Seriously, you’d be surprised how many people actually get this wrong. Hiking shoes are not supposed to fit like other shoes, funny enough. A lot of this really comes down to what happens while you hike as opposed to other activities.
For example, if you play football then the cleats you wear will need to be tight on your feet. You do not want them to fall off as you’re running down the field. With all the potential movements and cuts you make, whether on offense or defense, you’re going to need them to stay on.
If you’re just wearing shoes to play basketball, the same premise. You want them to be sneakers that are a bit wider but still stay on tight. The same goes for soccer. As both are cardio driven, you need them to be on you but not be overly tight either.

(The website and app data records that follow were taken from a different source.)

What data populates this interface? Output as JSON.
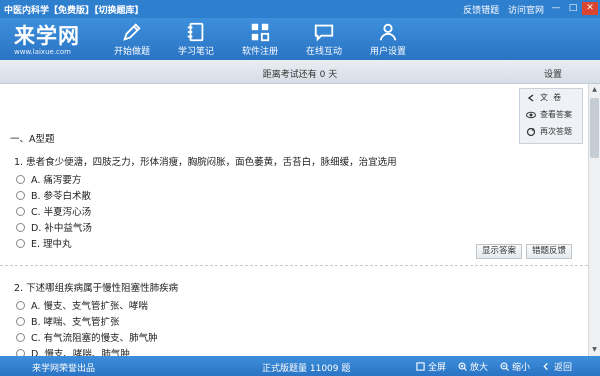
{
  "titlebar": {
    "title": "中医内科学【免费版】【切换题库】",
    "links": [
      "反馈错题",
      "访问官网"
    ],
    "window_buttons": [
      "—",
      "□",
      "✕"
    ]
  },
  "logo": {
    "main": "来学网",
    "url": "www.laixue.com"
  },
  "nav": [
    {
      "label": "开始做题",
      "icon": "pencil-icon"
    },
    {
      "label": "学习笔记",
      "icon": "notebook-icon"
    },
    {
      "label": "软件注册",
      "icon": "grid-icon"
    },
    {
      "label": "在线互动",
      "icon": "chat-icon"
    },
    {
      "label": "用户设置",
      "icon": "user-icon"
    }
  ],
  "strip": {
    "countdown": "距离考试还有 0 天",
    "settings": "设置"
  },
  "tools": [
    {
      "label": "文  卷",
      "icon": "return-icon"
    },
    {
      "label": "查看答案",
      "icon": "eye-icon"
    },
    {
      "label": "再次答题",
      "icon": "refresh-icon"
    }
  ],
  "section_title": "一、A型题",
  "questions": [
    {
      "stem": "1. 患者食少便溏，四肢乏力，形体消瘦，胸脘闷胀，面色萎黄，舌苔白，脉细缓，治宜选用",
      "options": [
        "A. 痛泻要方",
        "B. 参苓白术散",
        "C. 半夏泻心汤",
        "D. 补中益气汤",
        "E. 理中丸"
      ],
      "actions": [
        "显示答案",
        "错题反馈"
      ]
    },
    {
      "stem": "2. 下述哪组疾病属于慢性阻塞性肺疾病",
      "options": [
        "A. 慢支、支气管扩张、哮喘",
        "B. 哮喘、支气管扩张",
        "C. 有气流阻塞的慢支、肺气肿",
        "D. 慢支、哮喘、肺气肿"
      ]
    }
  ],
  "bottombar": {
    "vendor": "来学网荣誉出品",
    "count": "正式版题量 11009 题",
    "buttons": [
      {
        "label": "全屏",
        "icon": "fullscreen-icon"
      },
      {
        "label": "放大",
        "icon": "zoom-in-icon"
      },
      {
        "label": "缩小",
        "icon": "zoom-out-icon"
      },
      {
        "label": "返回",
        "icon": "back-icon"
      }
    ]
  },
  "colors": {
    "brand_blue": "#2f7fcf",
    "close_red": "#d9452f"
  }
}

Therefore, you should consider how hiking shoes need to fit a specific way.
They Need To Be Larger
Most hiking shoes or boots will usually need to be larger than your average shoes. There are a few reasons for this. The most important thing to remember is that just like with the other shoes mentioned above, they need to be able to fit your feet and stay on.
However, there is a big difference in HOW they need to fit. Unlike with the other shoes, hiking tends to inflame your feet due to all your putting them through on a hike. As a result, your feet actually get larger inside the shoes.
This is why after long walks where your feet are killing you, it is likely that you feel like it was harder to get your shoes off than it was to put them on. Well, it was because your feet are slightly larger right then.
This Is Also Natural:
Our feet get larger during the day regardless of what we’re doing too. Many feel this is due to body fluid and gravity. Since we’re getting home from work and propping our feet up, then going to bed with our feet up…we’re not really getting a lot of fluid to travel downward.
As a result, you’re naturally going to experience a situation when fluid is not building up. Now, add in that gravity that you experience throughout the day. You get home to pull off your shoes, and then they seem larger than normal.
Most of us have gotten used to this and think nothing of it. Yet it is simply a natural occurrence of gravity on the human body. Isn’t science cool?!?
NOW add in this normal rate of change with your feet AND THEN add in potential inflammation from hiking. Starting to see why getting a larger shoe makes sense for hiking?
It’s A Blood Thing:
When our body gets inflamed, it’s also getting warm too. This is why you can touch something inflamed on your body and can feel the heat radiating off of the area. Meanwhile, normal movement and friction will make your feet warmer in general.
On top of this, you are going to get hot and sweaty while hiking likely no matter the temperature outside. Due to this, your body will also get warm too. That only makes sense to travel down to our feet.
It is said that most of our body heat escapes from the head and the feet. If this is to be believed, then it makes sense that the foot area will get warmer. Therefore, enlarging our feet as we’re hiking too.
Sometimes Bigger Is Better
Don’t tell Dave from your “microbiology” class, but bigger is better sometimes. Your ex-girlfriend told us it was the main reason for leaving you and she was right…not about the leaving you part but the larger part. You need larger shoes to hike in, but how much larger are we talking here?
The amount needs to be considered in one or two areas. This is, of course, all depending on if your feet are naturally wide or not too.
If they are wide, then you want to get a pair of shoes that are at least a full size bigger to give your wider foot a bit of extra room. If your feet are relatively normal, you can get something as simple as a half-size up.
This is because you’re not going to need them to be so large that they become useless to walk in. Even after your body gets going.
Wider feet need the one full-size difference because their feet will not only get larger from fluid build-up in length but also in width. Half a size won’t really be enough there, so one size up is likely the best thing you can do.
If the shoes or boots you’re using for hiking are made for wider feet anyway, then you might be able to take a shot on the half-size difference. We recommend shopping for these shoes near the end of the day. That way, you’ve put your feet in prime position to try the shoes out.